I grew impatient. I wanted my book to be out. I was proud of my accomplishment. I sent my manuscript to a few agents, received a few rejections, but I was not disappointed. I had a plan. I decided to self-publish my novel. The process was easy, streamlined by Amazon print on demand service KDP. I also uploaded my book to IngramSpark for wide distribution of my paperback. But this was not the end. No one would see my book in the endless ocean of other publications. I had to work on finding book bloggers and send out my book for reviews. I sought out opportunities for author interviews, author take overs, and author giveaways. I attended indie author events at local book stores and libraries, anything that would get me noticed. I created a website, a Facebook, and Instagram profile. Slowly the sales started to trickle in. I wouldn’t be able to make a living off my book sales just yet, but it was exciting to see that my book was read in Germany, Australia, UK, Canada, and US.
“I decided to self-publish my novel.”
I wrote my second book within the next year, and just sent my third book to my editor. I hope to publish it in the Fall of 2020. I love the process of taking care of my books once the story is finished. I learned to be more patient with pushing out the story into the word. I am taking my longest time with my third book to get more advanced reviews. I am learning more about AMS ads on Amazon. They already helped me sell more copies of my book. I also revamped my website and added a blog, something I resisted for a long time. I read success stories of indie authors and find it fascinating when writers can put out several books a year. Thousands a day word count is something I am hoping to achieve someday.
My advice to new authors is to not rush. You want your reader to read the best version of your writing. Make sure you invest in a professional editor. To write you have to keep writing, every day, it can be just a few sentences, but it will keep you moving forward. Seek out advanced reviews so that on the day your book is published it will already have stars and reviews. It will help with your book being noticed by readers.
Writing gives me a deep feeling of satisfaction that I am creating something tangible. I want to be better, faster, and more successful as a writer. I will continue writing books that I myself would enjoy as a reader.
Below is the list of helpful groups, tools, websites, and recourses that I used in my self-publishing journey. Good luck and if you have any questions you can always contact me via my website at www.anyastassiywrites.com.

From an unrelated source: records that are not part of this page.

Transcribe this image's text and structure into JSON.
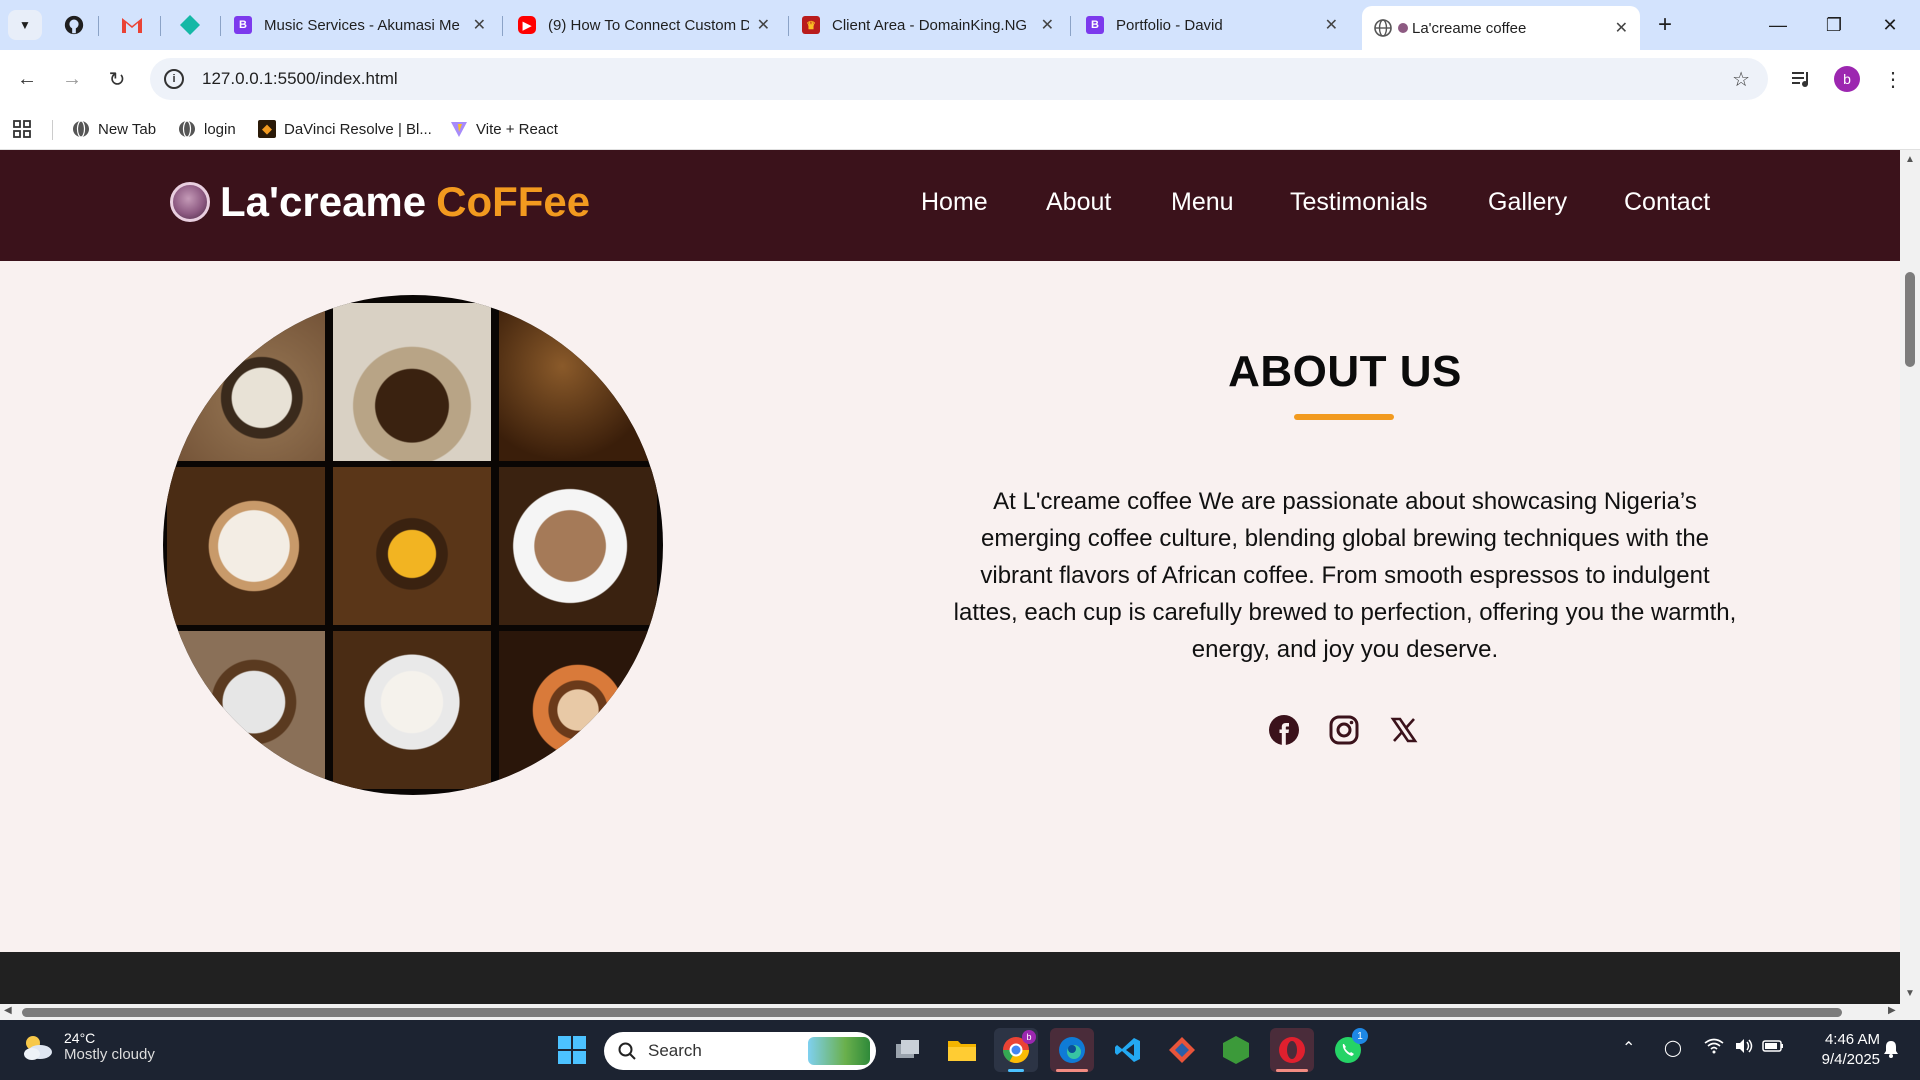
{
  "browser": {
    "tabs": [
      {
        "title": "Music Services - Akumasi Me",
        "favicon": "B"
      },
      {
        "title": "(9) How To Connect Custom D",
        "favicon": "youtube"
      },
      {
        "title": "Client Area - DomainKing.NG",
        "favicon": "crown"
      },
      {
        "title": "Portfolio - David",
        "favicon": "B"
      },
      {
        "title": "La'creame coffee",
        "favicon": "coffee"
      }
    ],
    "url": "127.0.0.1:5500/index.html",
    "profile_initial": "b",
    "bookmarks": [
      {
        "label": "New Tab"
      },
      {
        "label": "login"
      },
      {
        "label": "DaVinci Resolve | Bl..."
      },
      {
        "label": "Vite + React"
      }
    ]
  },
  "site": {
    "logo_main": "La'creame",
    "logo_accent": "CoFFee",
    "nav": [
      "Home",
      "About",
      "Menu",
      "Testimonials",
      "Gallery",
      "Contact"
    ],
    "about_title": "ABOUT US",
    "about_text": "At L'creame coffee We are passionate about showcasing Nigeria’s emerging coffee culture, blending global brewing techniques with the vibrant flavors of African coffee. From smooth espressos to indulgent lattes, each cup is carefully brewed to perfection, offering you the warmth, energy, and joy you deserve.",
    "social": [
      "facebook-icon",
      "instagram-icon",
      "x-icon"
    ],
    "colors": {
      "nav_bg": "#3b121b",
      "accent": "#f29a1f",
      "page_bg": "#f9f1f0"
    }
  },
  "taskbar": {
    "temperature": "24°C",
    "weather": "Mostly cloudy",
    "search_placeholder": "Search",
    "whatsapp_badge": "1",
    "time": "4:46 AM",
    "date": "9/4/2025"
  }
}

20Booksto50K for all about Amazon Advertising
Ask A Book Editor for all your editing questions
Beta readers and Critiques a group to find just that

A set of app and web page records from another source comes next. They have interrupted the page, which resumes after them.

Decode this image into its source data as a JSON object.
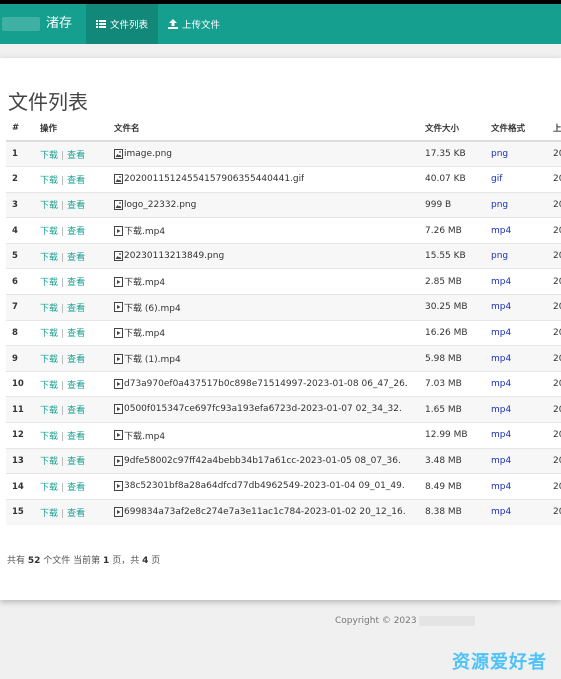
{
  "navbar": {
    "brand": "渚存",
    "items": [
      {
        "label": "文件列表",
        "icon": "list-icon",
        "active": true
      },
      {
        "label": "上传文件",
        "icon": "upload-icon",
        "active": false
      }
    ]
  },
  "page_title": "文件列表",
  "table": {
    "headers": [
      "#",
      "操作",
      "文件名",
      "文件大小",
      "文件格式",
      "上"
    ],
    "download_label": "下载",
    "view_label": "查看",
    "rows": [
      {
        "num": "1",
        "name": "image.png",
        "icon": "image-file-icon",
        "size": "17.35 KB",
        "format": "png",
        "date": "20"
      },
      {
        "num": "2",
        "name": "20200115124554157906355440441.gif",
        "icon": "image-file-icon",
        "size": "40.07 KB",
        "format": "gif",
        "date": "20"
      },
      {
        "num": "3",
        "name": "logo_22332.png",
        "icon": "image-file-icon",
        "size": "999 B",
        "format": "png",
        "date": "20"
      },
      {
        "num": "4",
        "name": "下载.mp4",
        "icon": "video-file-icon",
        "size": "7.26 MB",
        "format": "mp4",
        "date": "20"
      },
      {
        "num": "5",
        "name": "20230113213849.png",
        "icon": "image-file-icon",
        "size": "15.55 KB",
        "format": "png",
        "date": "20"
      },
      {
        "num": "6",
        "name": "下载.mp4",
        "icon": "video-file-icon",
        "size": "2.85 MB",
        "format": "mp4",
        "date": "20"
      },
      {
        "num": "7",
        "name": "下载 (6).mp4",
        "icon": "video-file-icon",
        "size": "30.25 MB",
        "format": "mp4",
        "date": "20"
      },
      {
        "num": "8",
        "name": "下载.mp4",
        "icon": "video-file-icon",
        "size": "16.26 MB",
        "format": "mp4",
        "date": "20"
      },
      {
        "num": "9",
        "name": "下载 (1).mp4",
        "icon": "video-file-icon",
        "size": "5.98 MB",
        "format": "mp4",
        "date": "20"
      },
      {
        "num": "10",
        "name": "d73a970ef0a437517b0c898e71514997-2023-01-08 06_47_26.",
        "icon": "video-file-icon",
        "size": "7.03 MB",
        "format": "mp4",
        "date": "20"
      },
      {
        "num": "11",
        "name": "0500f015347ce697fc93a193efa6723d-2023-01-07 02_34_32.",
        "icon": "video-file-icon",
        "size": "1.65 MB",
        "format": "mp4",
        "date": "20"
      },
      {
        "num": "12",
        "name": "下载.mp4",
        "icon": "video-file-icon",
        "size": "12.99 MB",
        "format": "mp4",
        "date": "20"
      },
      {
        "num": "13",
        "name": "9dfe58002c97ff42a4bebb34b17a61cc-2023-01-05 08_07_36.",
        "icon": "video-file-icon",
        "size": "3.48 MB",
        "format": "mp4",
        "date": "20"
      },
      {
        "num": "14",
        "name": "38c52301bf8a28a64dfcd77db4962549-2023-01-04 09_01_49.",
        "icon": "video-file-icon",
        "size": "8.49 MB",
        "format": "mp4",
        "date": "20"
      },
      {
        "num": "15",
        "name": "699834a73af2e8c274e7a3e11ac1c784-2023-01-02 20_12_16.",
        "icon": "video-file-icon",
        "size": "8.38 MB",
        "format": "mp4",
        "date": "20"
      }
    ]
  },
  "pager": {
    "prefix": "共有",
    "total": "52",
    "total_suffix": "个文件  当前第",
    "current": "1",
    "current_suffix": "页，共",
    "pages": "4",
    "pages_suffix": "页"
  },
  "footer": {
    "copyright": "Copyright © 2023"
  },
  "watermark": "资源爱好者",
  "colors": {
    "accent": "#159f8f",
    "format_link": "#1a2fbf",
    "watermark": "#4fc3f7"
  }
}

Indie Cover Project you can ask advice on your covers and blurbs
The Writing Gals Critique Group is very helpful with rapid release strategies and blurb help

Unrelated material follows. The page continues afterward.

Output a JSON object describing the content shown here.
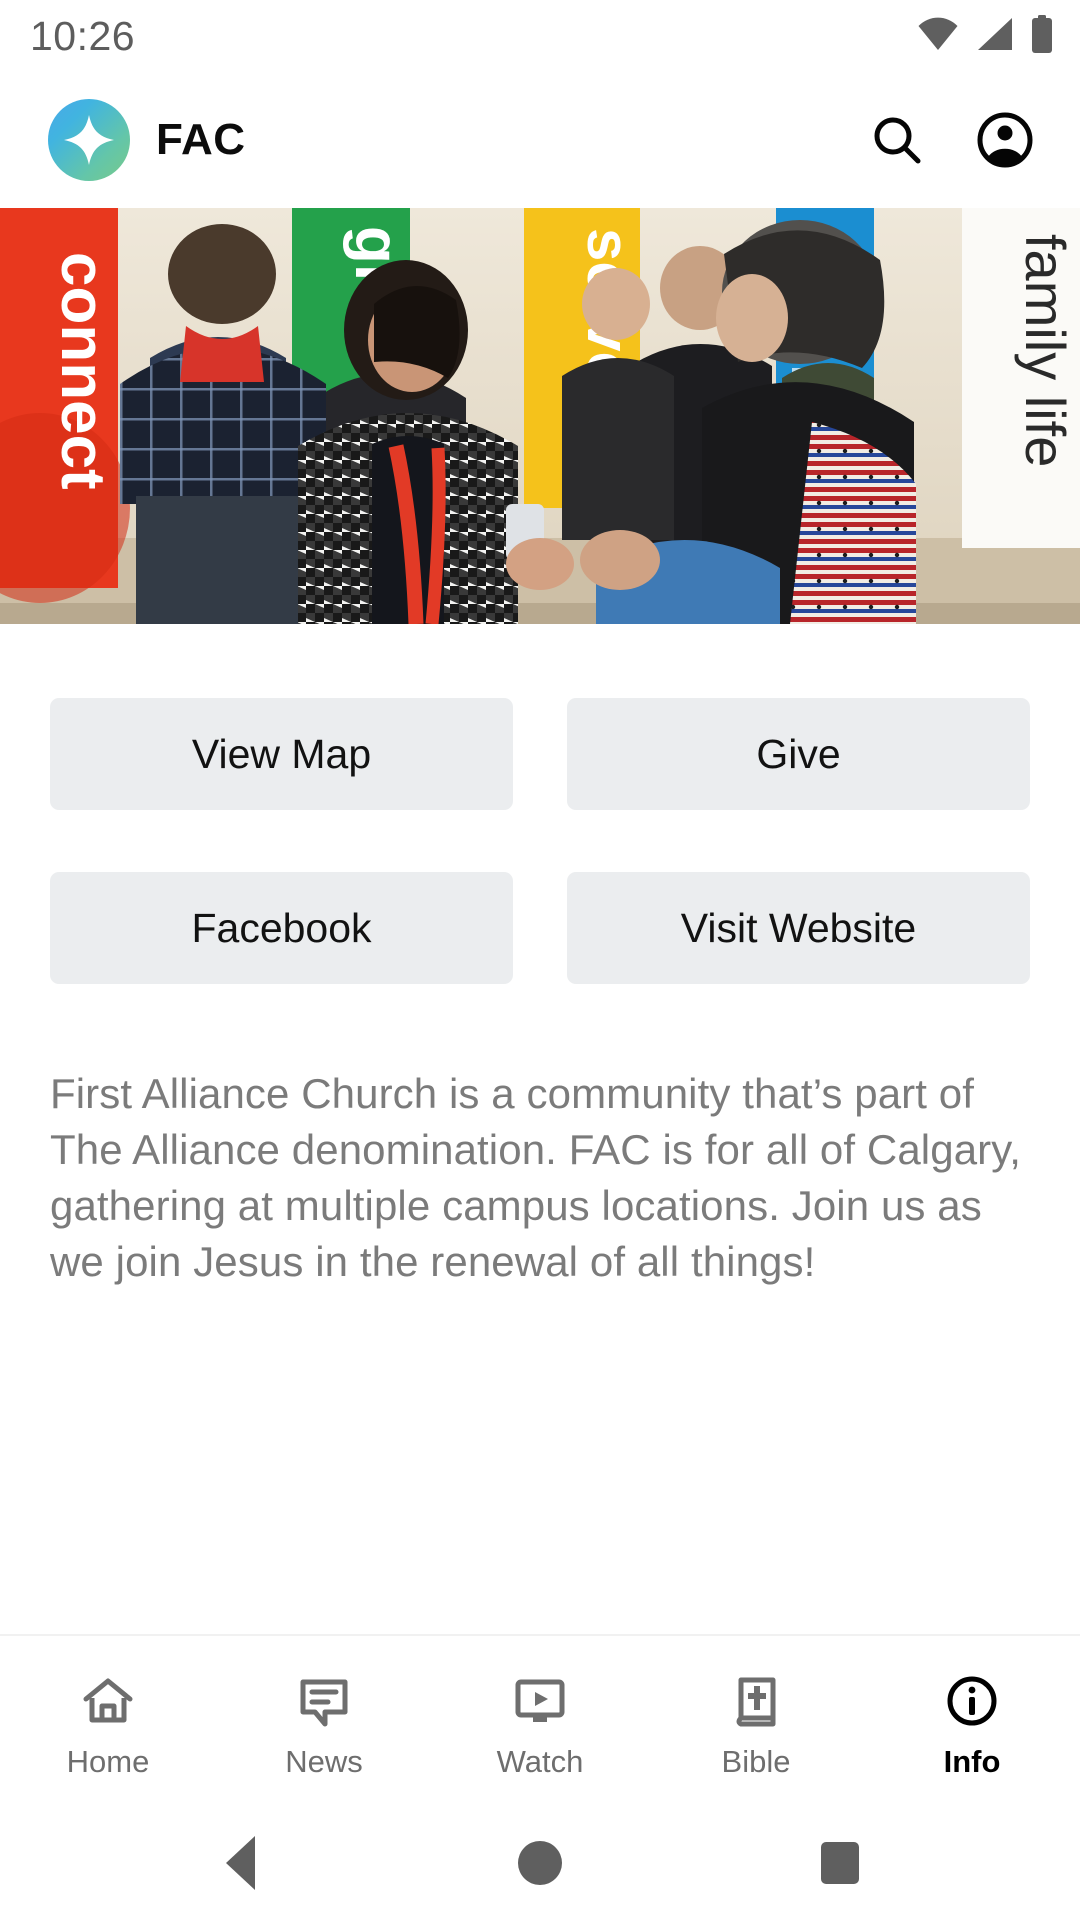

Book Nooks Reviews and Fun a group where you can ask for reviews and promote your books. They are super friendly.
Where Authors Begin can be helpful
www.independentbookreview.com is accepting books and provides free review.
www.thebookdesigner.com is the site where you can submit your book cover for a contest and get more exposure
www.ebooklaunch.com is the service that I use for my book covers. They offer other editing services as well
www.helpingauthorssucceed.com is the website for my author Michael Pilgrim who I highly recommend.
www.goodreads.com a website for readers to find your books and leave reviews.
www.kindlepreneur.com is a compilation of website for your book promotion
Publisher Rocket is software that helps with keywords, AMS search words and categories for your book to succeed on Amazon
IngramSpark is the service for your wide distribution
www.booksprout.com for your advanced reviews
http://linktr.ee this is where you can put all your social media accounts, website, merchandise webpage under one link.
www.mybookcave.com is a great site for author promotions
www.writerunboxed.com is a very helpful source for writers. I love their newsletter.